Task inputs section start

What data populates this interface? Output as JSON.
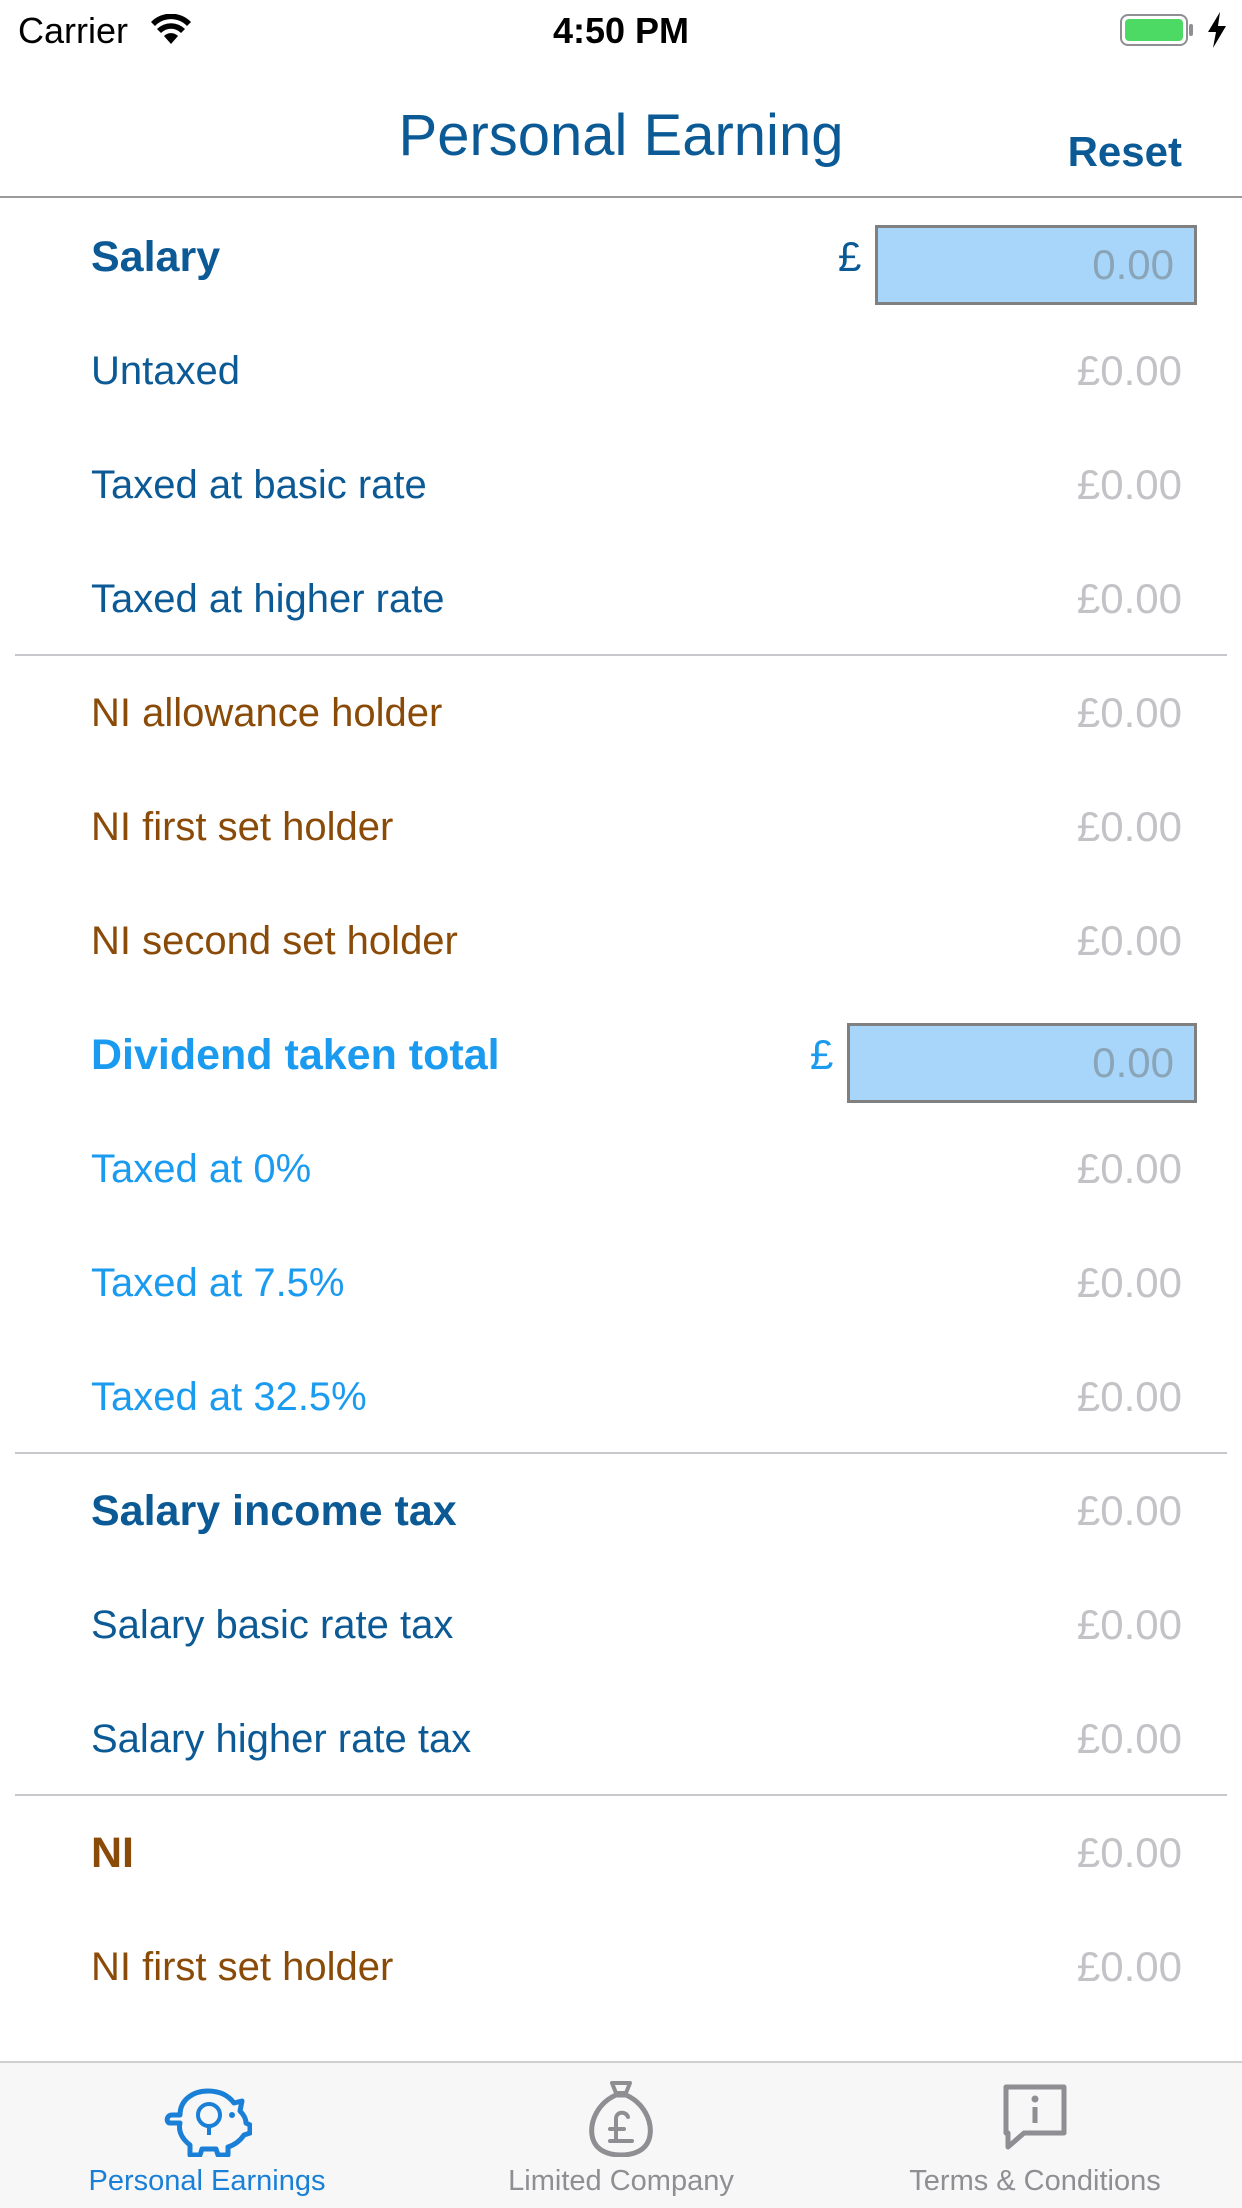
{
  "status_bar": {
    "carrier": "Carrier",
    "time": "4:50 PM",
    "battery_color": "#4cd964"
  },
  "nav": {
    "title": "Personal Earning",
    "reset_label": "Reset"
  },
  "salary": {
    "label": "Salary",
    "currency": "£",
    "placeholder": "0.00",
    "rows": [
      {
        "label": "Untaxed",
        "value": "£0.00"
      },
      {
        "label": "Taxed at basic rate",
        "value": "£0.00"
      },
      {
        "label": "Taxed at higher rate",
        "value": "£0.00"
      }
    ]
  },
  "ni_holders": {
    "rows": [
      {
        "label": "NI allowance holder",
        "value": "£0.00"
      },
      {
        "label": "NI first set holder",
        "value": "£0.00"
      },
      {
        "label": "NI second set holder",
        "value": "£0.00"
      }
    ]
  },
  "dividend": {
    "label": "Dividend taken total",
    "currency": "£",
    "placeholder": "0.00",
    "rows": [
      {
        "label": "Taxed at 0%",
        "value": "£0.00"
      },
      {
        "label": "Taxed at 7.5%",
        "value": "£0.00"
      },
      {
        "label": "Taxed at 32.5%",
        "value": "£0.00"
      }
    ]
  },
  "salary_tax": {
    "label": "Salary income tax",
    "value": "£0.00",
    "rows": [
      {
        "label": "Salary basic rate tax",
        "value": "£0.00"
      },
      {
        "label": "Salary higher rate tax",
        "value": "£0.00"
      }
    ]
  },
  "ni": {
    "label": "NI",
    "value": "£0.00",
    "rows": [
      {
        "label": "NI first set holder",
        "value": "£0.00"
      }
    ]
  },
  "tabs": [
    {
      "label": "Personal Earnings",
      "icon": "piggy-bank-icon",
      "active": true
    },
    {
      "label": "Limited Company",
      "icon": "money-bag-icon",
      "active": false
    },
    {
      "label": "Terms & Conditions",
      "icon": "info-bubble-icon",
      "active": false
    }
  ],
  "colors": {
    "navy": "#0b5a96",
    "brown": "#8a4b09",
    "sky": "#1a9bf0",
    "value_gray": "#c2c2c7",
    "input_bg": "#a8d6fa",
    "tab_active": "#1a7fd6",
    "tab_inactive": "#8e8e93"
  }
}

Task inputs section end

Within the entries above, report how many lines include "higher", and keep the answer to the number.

2